Borealis basecamp in Alaska
Credit: Courtesy of Borealis Basecamp

Each of the new accommodations will be 12 feet tall, 13 feet wide, and 32 feet long — and the igloo's northeastern wall will be made of crystal-clear Arctic glass. The property is set on 100 acres within the boreal forest for prime dark sky viewing, but the amenities are anything but rustic. The igloos have flushable toilets, heated toilet seats, and rainfall showers. One of the new spaces will be able to fit a family of five, while the others can house a couple and one child. 

Borealis basecamp in Alaska
Credit: Courtesy of Borealis Basecamp

"We spread the cubes out more to allow for more privacy and to let guests immerse themselves in the boreal forest," Borealis Basecamp owner and Alaskan local Adriel Butler said in a statement shared with Travel + Leisure. "It's thrilling to see our dreams for this property take shape and we can't wait for guests to experience them."

Borealis basecamp in Alaska
Credit: Courtesy of Borealis Basecamp

The new style of aurora viewing will be bookable as part of two-to-four-night packages for its debut season starting November 15. Rates start at $1,794 per person.

Also new for Borealis Basecamp this year is summer stays in its dome igloos. While Fairbanks' aurora season is from August 21 to April 21, the summer months offer a different experience: nearly 24 hours of sunlight.

Borealis basecamp in Alaska
Credit: Courtesy of Borealis Basecamp

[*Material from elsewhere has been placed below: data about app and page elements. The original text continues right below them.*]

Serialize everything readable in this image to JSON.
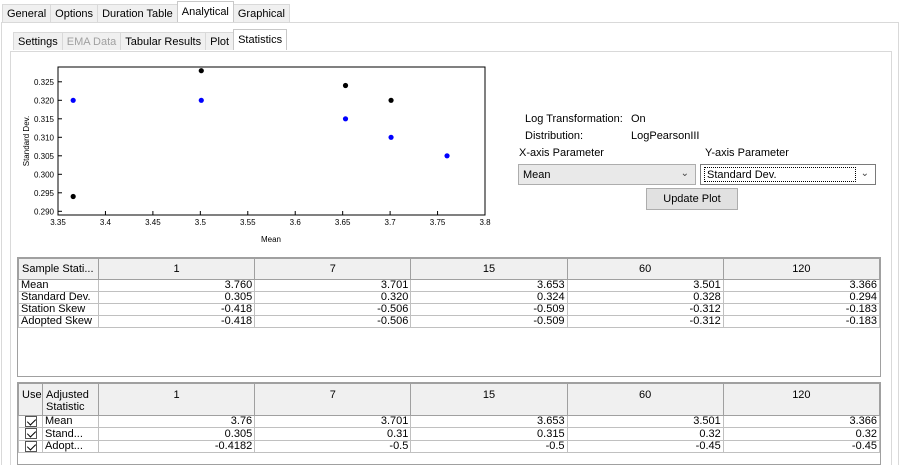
{
  "outer_tabs": [
    {
      "label": "General"
    },
    {
      "label": "Options"
    },
    {
      "label": "Duration Table"
    },
    {
      "label": "Analytical"
    },
    {
      "label": "Graphical"
    }
  ],
  "outer_active": "Analytical",
  "inner_tabs": [
    {
      "label": "Settings"
    },
    {
      "label": "EMA Data"
    },
    {
      "label": "Tabular Results"
    },
    {
      "label": "Plot"
    },
    {
      "label": "Statistics"
    }
  ],
  "inner_active": "Statistics",
  "inner_disabled": "EMA Data",
  "chart_data": {
    "type": "scatter",
    "xlabel": "Mean",
    "ylabel": "Standard Dev.",
    "xlim": [
      3.35,
      3.8
    ],
    "ylim": [
      0.289,
      0.329
    ],
    "xticks": [
      "3.35",
      "3.4",
      "3.45",
      "3.5",
      "3.55",
      "3.6",
      "3.65",
      "3.7",
      "3.75",
      "3.8"
    ],
    "xtick_values": [
      3.35,
      3.4,
      3.45,
      3.5,
      3.55,
      3.6,
      3.65,
      3.7,
      3.75,
      3.8
    ],
    "yticks": [
      "0.290",
      "0.295",
      "0.300",
      "0.305",
      "0.310",
      "0.315",
      "0.320",
      "0.325"
    ],
    "ytick_values": [
      0.29,
      0.295,
      0.3,
      0.305,
      0.31,
      0.315,
      0.32,
      0.325
    ],
    "series": [
      {
        "color": "#000000",
        "points": [
          [
            3.366,
            0.294
          ],
          [
            3.501,
            0.328
          ],
          [
            3.653,
            0.324
          ],
          [
            3.701,
            0.32
          ]
        ]
      },
      {
        "color": "#0000ff",
        "points": [
          [
            3.366,
            0.32
          ],
          [
            3.501,
            0.32
          ],
          [
            3.653,
            0.315
          ],
          [
            3.701,
            0.31
          ],
          [
            3.76,
            0.305
          ]
        ]
      }
    ]
  },
  "info": {
    "log_transformation_label": "Log Transformation:",
    "log_transformation_value": "On",
    "distribution_label": "Distribution:",
    "distribution_value": "LogPearsonIII",
    "x_param_label": "X-axis Parameter",
    "y_param_label": "Y-axis Parameter",
    "x_param_value": "Mean",
    "y_param_value": "Standard Dev.",
    "update_button": "Update Plot"
  },
  "sample_table": {
    "header": "Sample Stati...",
    "columns": [
      "1",
      "7",
      "15",
      "60",
      "120"
    ],
    "rows": [
      {
        "label": "Mean",
        "values": [
          "3.760",
          "3.701",
          "3.653",
          "3.501",
          "3.366"
        ]
      },
      {
        "label": "Standard Dev.",
        "values": [
          "0.305",
          "0.320",
          "0.324",
          "0.328",
          "0.294"
        ]
      },
      {
        "label": "Station Skew",
        "values": [
          "-0.418",
          "-0.506",
          "-0.509",
          "-0.312",
          "-0.183"
        ]
      },
      {
        "label": "Adopted Skew",
        "values": [
          "-0.418",
          "-0.506",
          "-0.509",
          "-0.312",
          "-0.183"
        ]
      }
    ]
  },
  "adjusted_table": {
    "use_header": "Use",
    "header_line1": "Adjusted",
    "header_line2": "Statistic",
    "columns": [
      "1",
      "7",
      "15",
      "60",
      "120"
    ],
    "rows": [
      {
        "label": "Mean",
        "checked": true,
        "values": [
          "3.76",
          "3.701",
          "3.653",
          "3.501",
          "3.366"
        ]
      },
      {
        "label": "Stand...",
        "checked": true,
        "values": [
          "0.305",
          "0.31",
          "0.315",
          "0.32",
          "0.32"
        ]
      },
      {
        "label": "Adopt...",
        "checked": true,
        "values": [
          "-0.4182",
          "-0.5",
          "-0.5",
          "-0.45",
          "-0.45"
        ]
      }
    ]
  }
}
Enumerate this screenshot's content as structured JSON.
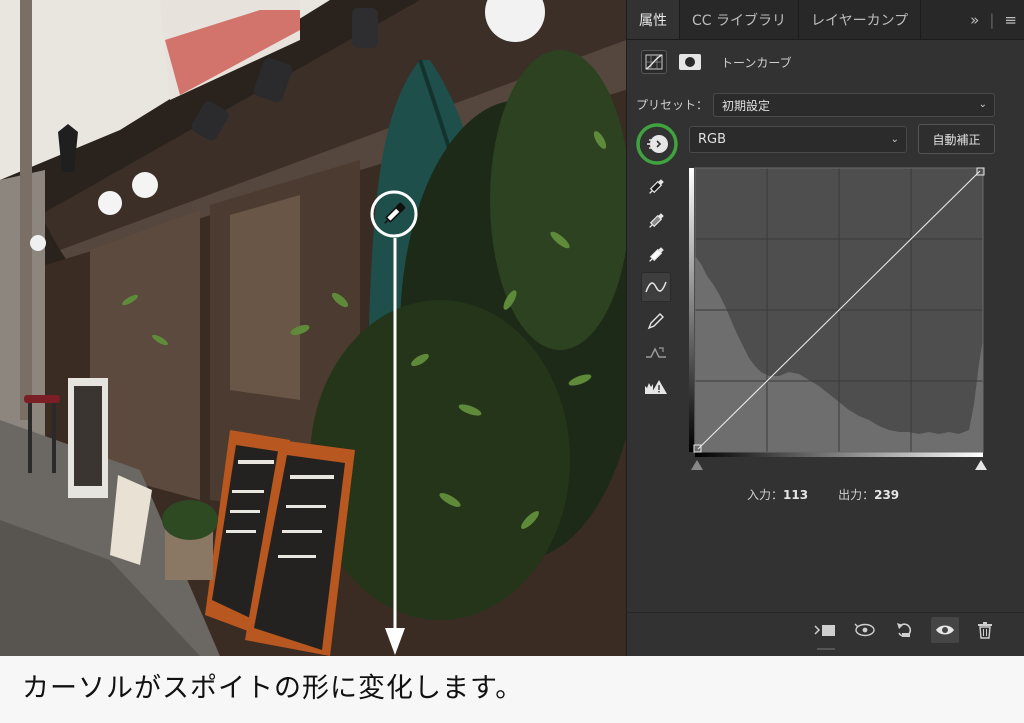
{
  "tabs": [
    {
      "label": "属性",
      "active": true
    },
    {
      "label": "CC ライブラリ",
      "active": false
    },
    {
      "label": "レイヤーカンプ",
      "active": false
    }
  ],
  "tab_menu": {
    "expand_icon": "double-chevron-right-icon",
    "menu_icon": "hamburger-menu-icon"
  },
  "panel": {
    "title": "トーンカーブ",
    "preset_label": "プリセット：",
    "preset_value": "初期設定",
    "channel_value": "RGB",
    "auto_button": "自動補正",
    "input_label": "入力：",
    "input_value": "113",
    "output_label": "出力：",
    "output_value": "239"
  },
  "tools": [
    "target-adjust-icon",
    "black-point-eyedropper-icon",
    "gray-point-eyedropper-icon",
    "white-point-eyedropper-icon",
    "curve-point-icon",
    "pencil-icon",
    "smooth-icon",
    "clipping-warning-icon"
  ],
  "bottom_icons": [
    "clip-to-layer-icon",
    "view-previous-state-icon",
    "reset-icon",
    "visibility-eye-icon",
    "trash-icon"
  ],
  "caption": "カーソルがスポイトの形に変化します。",
  "colors": {
    "panel_bg": "#323232",
    "tabbar_bg": "#282828",
    "highlight_ring": "#3fa33f",
    "annotation": "#ffffff"
  }
}
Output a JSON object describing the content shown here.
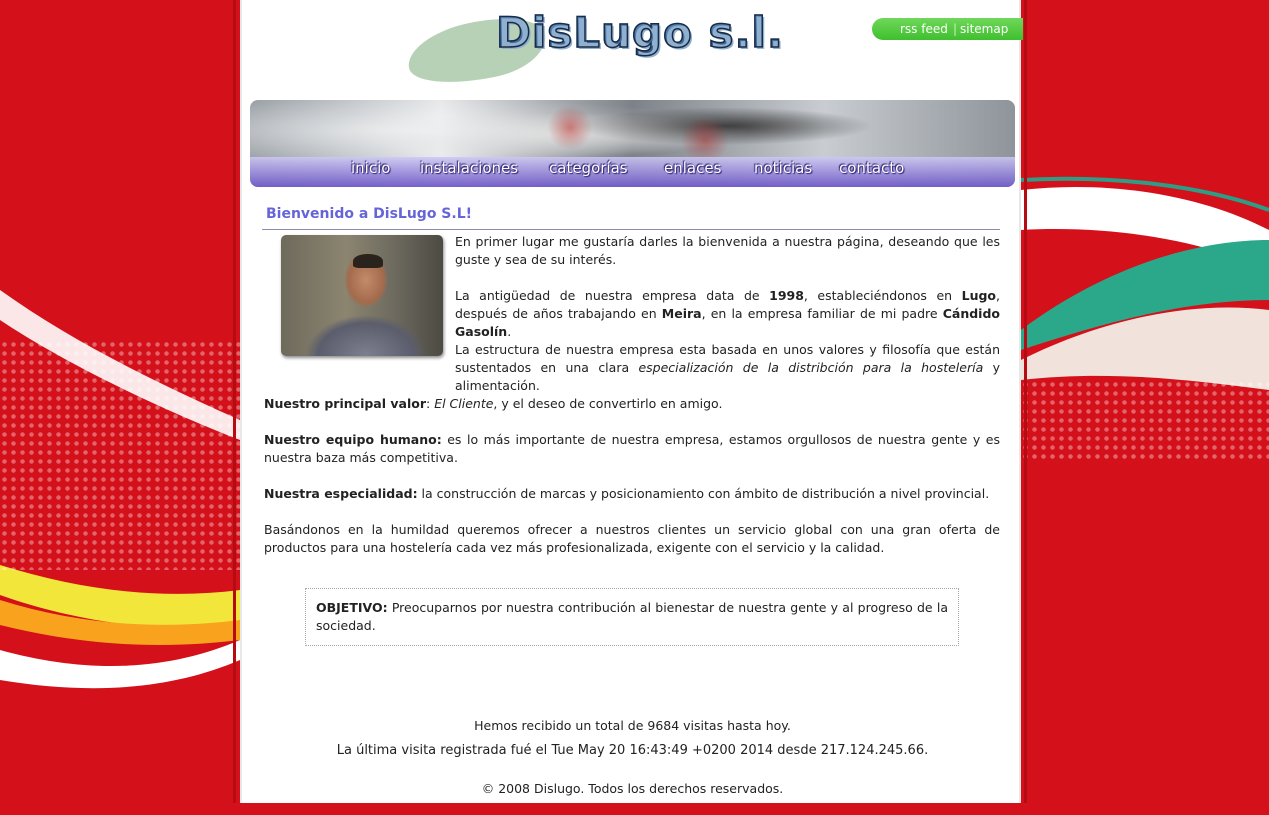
{
  "header": {
    "logo": "DisLugo s.l.",
    "links": {
      "rss": "rss feed",
      "separator": "|",
      "sitemap": "sitemap"
    }
  },
  "nav": [
    {
      "label": "inicio"
    },
    {
      "label": "instalaciones"
    },
    {
      "label": "categorías"
    },
    {
      "label": "enlaces"
    },
    {
      "label": "noticias"
    },
    {
      "label": "contacto"
    }
  ],
  "main": {
    "title": "Bienvenido a DisLugo S.L!",
    "p1": "En primer lugar me gustaría darles la bienvenida a nuestra página, deseando que les guste y sea de su interés.",
    "p2": {
      "t1": "La antigüedad de nuestra empresa data de ",
      "year": "1998",
      "t2": ", estableciéndonos en ",
      "city": "Lugo",
      "t3": ", después de años trabajando en ",
      "town": "Meira",
      "t4": ", en la empresa familiar de mi padre ",
      "father": "Cándido Gasolín",
      "t5": "."
    },
    "p3": {
      "t1": "La estructura de nuestra empresa esta basada en unos valores y filosofía que están sustentados en una clara ",
      "em": "especialización de la distribción para la hostelería",
      "t2": " y alimentación."
    },
    "p4": {
      "label": "Nuestro principal valor",
      "colon": ": ",
      "em": "El Cliente",
      "rest": ", y el deseo de convertirlo en amigo."
    },
    "p5": {
      "label": "Nuestro equipo humano:",
      "rest": " es lo más importante de nuestra empresa, estamos orgullosos de nuestra gente y es nuestra baza más competitiva."
    },
    "p6": {
      "label": "Nuestra especialidad:",
      "rest": " la construcción de marcas y posicionamiento con ámbito de distribución a nivel provincial."
    },
    "p7": "Basándonos en la humildad queremos ofrecer a nuestros clientes un servicio global con una gran oferta de productos para una hostelería cada vez más profesionalizada, exigente con el servicio y la calidad.",
    "objective": {
      "label": "OBJETIVO:",
      "rest": " Preocuparnos por nuestra contribución al bienestar de nuestra gente y al progreso de la sociedad."
    }
  },
  "footer": {
    "visits": "Hemos recibido un total de 9684 visitas hasta hoy.",
    "last_prefix": "La última visita registrada fué el ",
    "last_date": "Tue May 20 16:43:49 +0200 2014",
    "last_mid": " desde ",
    "last_ip": "217.124.245.66",
    "last_end": ".",
    "copy_prefix": "© 2008 ",
    "copy_brand": "Dislugo.",
    "copy_rest": " Todos los derechos reservados."
  },
  "colors": {
    "background": "#d4101a",
    "title": "#6565d8",
    "rss_bar": "#4fca3c",
    "nav_bar": "#705ac8"
  },
  "icons": [
    "logo-swoosh",
    "banner-photo",
    "owner-photo"
  ]
}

"Many guests have told us they'd be interested in staying here in the summer, so this was a natural extension for us," Butler added. To take advantage of the long days, they built out automatic canopy beds in the domes and are pairing the stays with experiential one-to-three night packages, starting at $591 per person, including round-trip transportation from Fairbanks. 

The activities include a guided driving tour from Dalton Highway to the Arctic Circle, a UTV ride through White Mountains Recreation Area, a reindeer walking tour, and an Alaska sled dog kennel visit with photo opportunities. All the tours, as well as dining at the newly expanded Latitude 65 restaurant, can also be booked by travelers not staying at Borealis Basecamp.